Any statistical test that uses F-distribution [4] can be called an F-test. It is used when the sample size is small i.e. n < 30.
For example, suppose one is interested to test if there is any significant difference between the mean height of male and female students in a particular college. In such a situation, a t-test [5] for difference of means can be used.
However one assumption of the t-test is that the variance of the two populations is equal; in this case the two populations are the populations of heights for male and female students. Unless this assumption is true, the t-test for difference of means cannot be carried out.
The F-test can be used to test the hypothesis [6] that the population variances [7] are equal.
There are different types of t-tests for different purposes. Some of the more common types are outlined below.
F-test for testing equality of variance is used to test the hypothesis of the equality of two population variances [7]. The height example above requires the use of this test.
F-test for testing equality of several means. The test for equality of several means is carried out by the technique called ANOVA [8].
For example, suppose that an experimenter wishes to test the efficacy of a drug at three levels: 100 mg, 250 mg and 500 mg. A test is conducted among fifteen human subjects taken at random, with five subjects being administered each level of the drug.
To test if there are significant [9] differences among the three levels of the drug in terms of efficacy, the ANOVA technique has to be applied. The test used for this purpose is the F-test.
F-test for testing significance of regression is used to test the significance of the regression model. The appropriateness of the multiple regression [10] model as a whole can be tested by this test. A significant F value indicates a linear relationship between Y and at least one of the Xs.
Irrespective of the type of F-test used, one assumption has to be met: the populations from which the samples are drawn have to be normal. In the case of the F-test for equality of variance [7], a second requirement has to be satisfied in that the larger of the sample variances has to be placed in the numerator of the test statistic.
Like t-test, F-test is also a small sample test and may be considered for use if sample size is < 30.

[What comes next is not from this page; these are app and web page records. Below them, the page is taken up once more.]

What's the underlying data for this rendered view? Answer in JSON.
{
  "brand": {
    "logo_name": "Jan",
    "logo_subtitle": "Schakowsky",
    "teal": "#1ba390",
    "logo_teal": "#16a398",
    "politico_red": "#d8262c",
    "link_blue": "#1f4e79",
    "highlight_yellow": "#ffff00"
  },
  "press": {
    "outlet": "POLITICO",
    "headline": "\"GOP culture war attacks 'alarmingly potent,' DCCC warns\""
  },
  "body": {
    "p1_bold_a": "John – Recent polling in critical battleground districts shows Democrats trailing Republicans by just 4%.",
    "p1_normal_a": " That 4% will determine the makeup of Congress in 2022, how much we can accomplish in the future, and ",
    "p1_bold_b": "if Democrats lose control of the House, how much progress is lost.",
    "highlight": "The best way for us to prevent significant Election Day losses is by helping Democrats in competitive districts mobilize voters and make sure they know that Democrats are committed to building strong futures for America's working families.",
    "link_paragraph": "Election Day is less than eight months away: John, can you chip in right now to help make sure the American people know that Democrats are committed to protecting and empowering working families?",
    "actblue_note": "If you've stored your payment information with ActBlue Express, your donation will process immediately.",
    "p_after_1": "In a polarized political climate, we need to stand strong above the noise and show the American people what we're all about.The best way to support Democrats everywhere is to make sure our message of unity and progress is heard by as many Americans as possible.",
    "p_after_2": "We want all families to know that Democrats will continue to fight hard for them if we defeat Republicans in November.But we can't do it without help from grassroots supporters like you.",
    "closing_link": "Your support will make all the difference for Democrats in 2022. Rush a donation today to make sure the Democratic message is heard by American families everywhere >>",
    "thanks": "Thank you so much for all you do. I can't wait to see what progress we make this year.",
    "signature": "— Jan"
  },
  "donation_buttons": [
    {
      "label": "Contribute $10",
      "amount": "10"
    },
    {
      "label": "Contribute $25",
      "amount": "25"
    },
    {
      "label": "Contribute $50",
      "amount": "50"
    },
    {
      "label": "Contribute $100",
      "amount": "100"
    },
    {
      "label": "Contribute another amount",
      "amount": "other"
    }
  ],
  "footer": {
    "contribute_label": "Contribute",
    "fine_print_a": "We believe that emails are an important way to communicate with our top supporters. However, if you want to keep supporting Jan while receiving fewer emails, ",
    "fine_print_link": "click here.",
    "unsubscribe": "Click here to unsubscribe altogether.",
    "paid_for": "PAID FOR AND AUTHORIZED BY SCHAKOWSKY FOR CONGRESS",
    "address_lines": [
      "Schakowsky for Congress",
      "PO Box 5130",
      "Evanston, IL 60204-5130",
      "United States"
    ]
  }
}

In attempting to reach decisions, we always begin by specifying the null hypothesis [11] against a complementary hypothesis called the alternative hypothesis [12]. The calculated value of the F-test with its associated p-value is used to infer whether one has to accept or reject the null hypothesis.
All statistics software packages provide these p-values. If the associated p-value is small i.e. (< 0.05) we say that the test is significant at 5% and we may reject the null hypothesis and accept the alternative one.
On the other hand if the associated p-value of the test is > 0.05, we should accept the null hypothesis and reject the alternative. Evidence against the null hypothesis will be considered very strong if the p-value is less than 0.01. In that case, we say that the test is significant at 1%.
Links
[1] https://explorable.com/f-test
[2] https://explorable.com/
[3] https://aag77.com.assistedselfhelp.com/users/Lyndsay%20T%20Wilson
[4] https://explorable.com/f-distribution
[5] https://explorable.com/students-t-test-2
[6] https://explorable.com/hypothesis-testing
[7] https://explorable.com/statistical-variance
[8] https://explorable.com/anova
[9] https://explorable.com/significance-test
[10] https://explorable.com/multiple-regression-analysis
[11] https://explorable.com/null-hypothesis
[12] https://explorable.com/research-hypothesis